Records contained in a dataset
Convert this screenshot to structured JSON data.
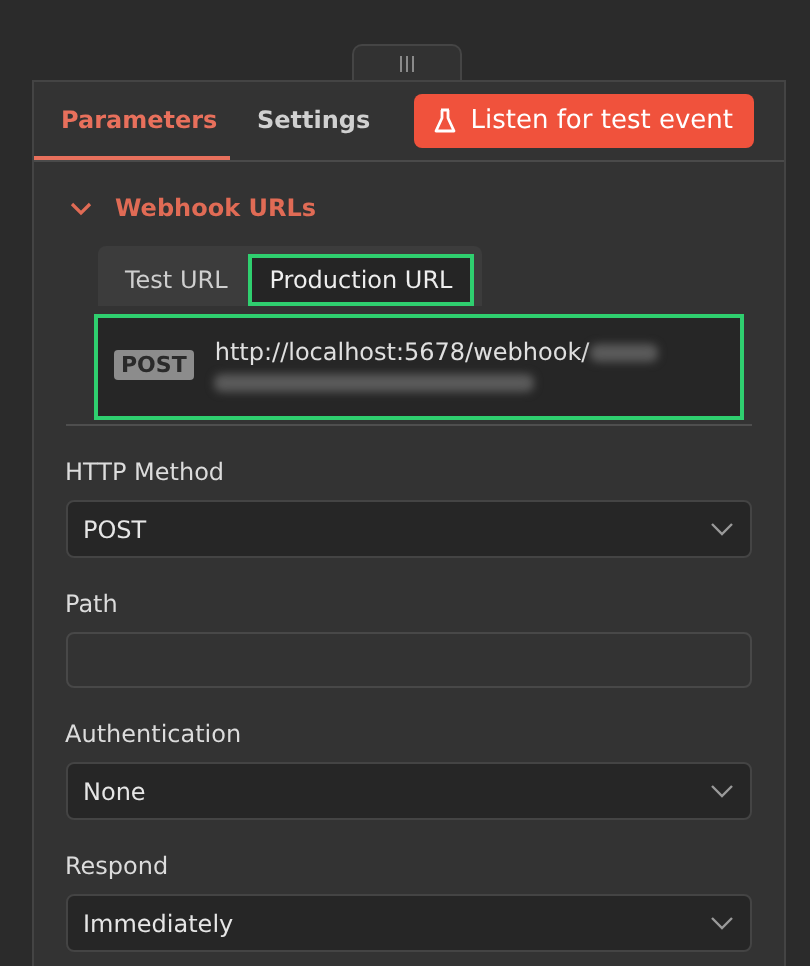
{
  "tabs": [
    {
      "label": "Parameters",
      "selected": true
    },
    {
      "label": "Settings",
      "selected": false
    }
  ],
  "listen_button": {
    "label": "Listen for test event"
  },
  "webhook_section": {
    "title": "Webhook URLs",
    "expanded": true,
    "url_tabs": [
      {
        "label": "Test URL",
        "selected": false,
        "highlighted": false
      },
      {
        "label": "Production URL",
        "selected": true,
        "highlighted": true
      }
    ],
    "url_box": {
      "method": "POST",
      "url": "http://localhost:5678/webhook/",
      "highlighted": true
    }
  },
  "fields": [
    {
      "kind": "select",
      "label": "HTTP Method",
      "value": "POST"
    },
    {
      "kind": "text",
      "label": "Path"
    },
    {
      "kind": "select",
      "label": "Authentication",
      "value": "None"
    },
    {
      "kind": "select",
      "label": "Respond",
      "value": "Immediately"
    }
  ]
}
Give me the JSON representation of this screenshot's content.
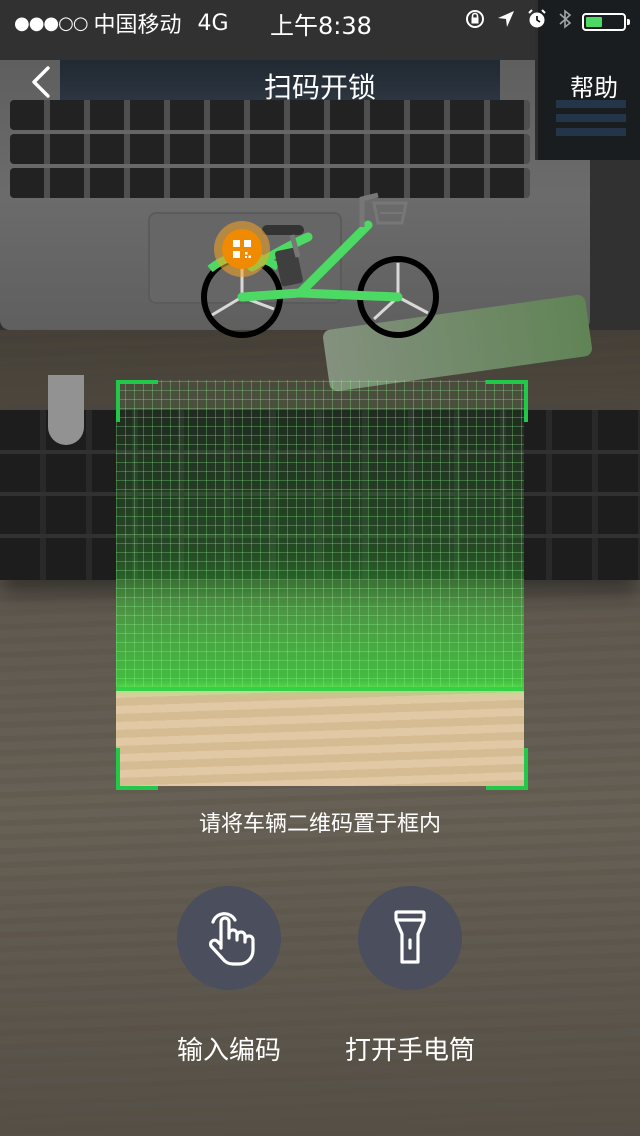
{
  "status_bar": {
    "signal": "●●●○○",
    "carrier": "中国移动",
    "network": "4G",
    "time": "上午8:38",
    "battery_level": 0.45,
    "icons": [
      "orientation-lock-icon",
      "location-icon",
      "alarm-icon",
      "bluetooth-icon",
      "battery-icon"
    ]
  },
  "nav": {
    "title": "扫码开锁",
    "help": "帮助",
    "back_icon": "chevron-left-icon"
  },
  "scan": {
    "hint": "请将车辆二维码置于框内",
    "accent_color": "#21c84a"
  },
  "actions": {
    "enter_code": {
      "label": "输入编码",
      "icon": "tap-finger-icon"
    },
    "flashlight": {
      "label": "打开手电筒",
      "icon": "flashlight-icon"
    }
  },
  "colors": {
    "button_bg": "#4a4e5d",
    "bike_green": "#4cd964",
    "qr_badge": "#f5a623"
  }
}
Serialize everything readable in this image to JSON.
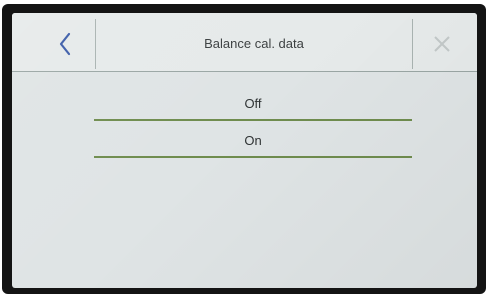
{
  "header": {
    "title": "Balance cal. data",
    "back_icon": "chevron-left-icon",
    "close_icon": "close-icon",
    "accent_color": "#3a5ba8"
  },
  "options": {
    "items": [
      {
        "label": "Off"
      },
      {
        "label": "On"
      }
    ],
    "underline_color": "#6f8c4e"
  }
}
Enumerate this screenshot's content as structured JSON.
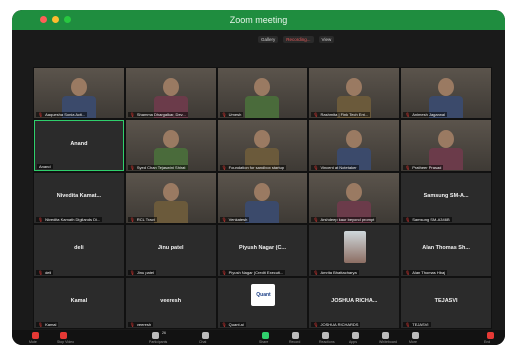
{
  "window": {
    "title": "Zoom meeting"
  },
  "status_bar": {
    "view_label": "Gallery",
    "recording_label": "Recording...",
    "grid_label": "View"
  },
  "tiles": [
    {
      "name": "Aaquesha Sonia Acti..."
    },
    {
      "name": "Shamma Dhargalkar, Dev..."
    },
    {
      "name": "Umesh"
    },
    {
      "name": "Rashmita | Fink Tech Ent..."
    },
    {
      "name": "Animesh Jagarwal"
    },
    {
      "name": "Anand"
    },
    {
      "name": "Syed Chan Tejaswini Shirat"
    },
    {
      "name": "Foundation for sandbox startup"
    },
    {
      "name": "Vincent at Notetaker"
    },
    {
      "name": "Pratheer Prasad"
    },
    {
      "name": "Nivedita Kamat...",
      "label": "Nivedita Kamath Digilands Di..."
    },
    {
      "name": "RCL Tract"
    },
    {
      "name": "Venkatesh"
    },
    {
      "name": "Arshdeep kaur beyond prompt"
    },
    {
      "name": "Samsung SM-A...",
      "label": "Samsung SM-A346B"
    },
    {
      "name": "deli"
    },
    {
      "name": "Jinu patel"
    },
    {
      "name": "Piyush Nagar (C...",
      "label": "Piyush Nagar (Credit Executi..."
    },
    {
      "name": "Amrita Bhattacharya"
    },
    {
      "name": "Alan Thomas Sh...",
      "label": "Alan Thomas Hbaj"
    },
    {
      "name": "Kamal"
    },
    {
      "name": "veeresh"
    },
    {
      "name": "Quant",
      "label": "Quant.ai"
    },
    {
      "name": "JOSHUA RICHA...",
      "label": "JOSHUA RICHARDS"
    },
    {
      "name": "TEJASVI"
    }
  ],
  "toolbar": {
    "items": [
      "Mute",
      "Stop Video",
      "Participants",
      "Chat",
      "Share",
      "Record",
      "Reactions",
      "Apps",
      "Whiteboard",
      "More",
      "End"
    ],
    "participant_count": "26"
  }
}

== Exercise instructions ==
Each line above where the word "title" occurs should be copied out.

== Written solution ==
    "title": "Webhook URLs",
    "title": "扫码开锁",
    "title": "Balance cal. data",
    "title": "Zoom meeting"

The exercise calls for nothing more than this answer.